I’m actually getting to the point where I enjoy my job. Don’t get me wrong, I’ve never not liked it, and from Day One I’ve appreciated the challenge it has been. But there were several weeks where I’d come home every day exhausted and wondering when the chaos and madness would end. And I’m happy to say it is improving. There’s still a very long way to go, but I feel better about what I do.
I worked full time for a couple weeks in order to straighten things out. I’ve actually gotten to the point where I can do everything absolutely necessary from noon to 5, instead of having to drop things or come in early because I don’t have enough time. That’s a really good feeling! While there’s a lot that I can yet improve in the conditions around me and the flow of work, I’ve improved my own efficiency so much that I truly believe I cannot accomplish any more work in the time that I’m given each day without changing processes, moving files, etc…
It occurred to me this week, as I was talking to my boss about some issues that weren’t being taken care of, that the market is driving me to ultimate efficiency. Being super-good at shipping, for instance, isn’t good enough. I have to become super-good at processing orders. Or whatever the examples might be. The market demands that I be my absolute best at everything that is my responsibility.
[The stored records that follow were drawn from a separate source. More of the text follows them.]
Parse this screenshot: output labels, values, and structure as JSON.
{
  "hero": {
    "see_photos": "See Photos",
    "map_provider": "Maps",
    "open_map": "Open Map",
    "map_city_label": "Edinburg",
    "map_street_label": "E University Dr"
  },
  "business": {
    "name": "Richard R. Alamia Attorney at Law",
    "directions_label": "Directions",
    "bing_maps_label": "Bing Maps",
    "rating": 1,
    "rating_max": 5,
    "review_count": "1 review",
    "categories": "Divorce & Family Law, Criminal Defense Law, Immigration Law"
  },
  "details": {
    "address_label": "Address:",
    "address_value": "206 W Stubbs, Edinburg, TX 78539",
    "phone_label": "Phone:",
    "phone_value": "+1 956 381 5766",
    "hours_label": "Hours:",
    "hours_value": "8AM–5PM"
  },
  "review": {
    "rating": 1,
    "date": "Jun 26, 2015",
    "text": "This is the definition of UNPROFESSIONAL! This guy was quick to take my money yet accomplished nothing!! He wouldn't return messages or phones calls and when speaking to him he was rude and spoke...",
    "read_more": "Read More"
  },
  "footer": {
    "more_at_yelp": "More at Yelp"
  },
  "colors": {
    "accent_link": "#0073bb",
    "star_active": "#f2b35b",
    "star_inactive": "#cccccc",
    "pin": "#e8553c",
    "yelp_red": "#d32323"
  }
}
For a few minutes this seemed like a discouraging idea, “no matter how much I work, I’ll have more to do…” but I eventually rose to the challenge. I love challenges. I live on challenges. Seriously. I get bored and restless when I don’t have several enormously large projects to conquer.
It is an exciting idea to me now. How good can I become? And more importantly, is my very best enough? This probably proves I’m an utter econ geek, but I really do stop during my work and think, “I wonder if my marginal utility is equal to or greater than my marginal cost to the company.” And that’s my goal. I want to contribute at least as much to the business as I’m being paid for. And I know that there are some things I could do my best at that my marginal utility simply wouldn’t equal the cost. So that’s why we have to find the position where we can offer the very best to society.
So as a young person, and as an economics student, I find the market demanding and exhilarating. As Jeffrey Tucker (I think) said in a recent article, the market is about the future. Today might be a bad day. But in business, we just get some sleep and wake up with plans to make tomorrow better. The past has little relevance, the market can shift and demand in change in a matter of hours, and your business can go from the bottom to the top, or the other way round, in the same amount of time. Combine this crazy, ever-hopeful, uncertain, infinitely optimistic outlook with the demand for only the very best, most efficient work and you get the free market. And it is a wonderful thing.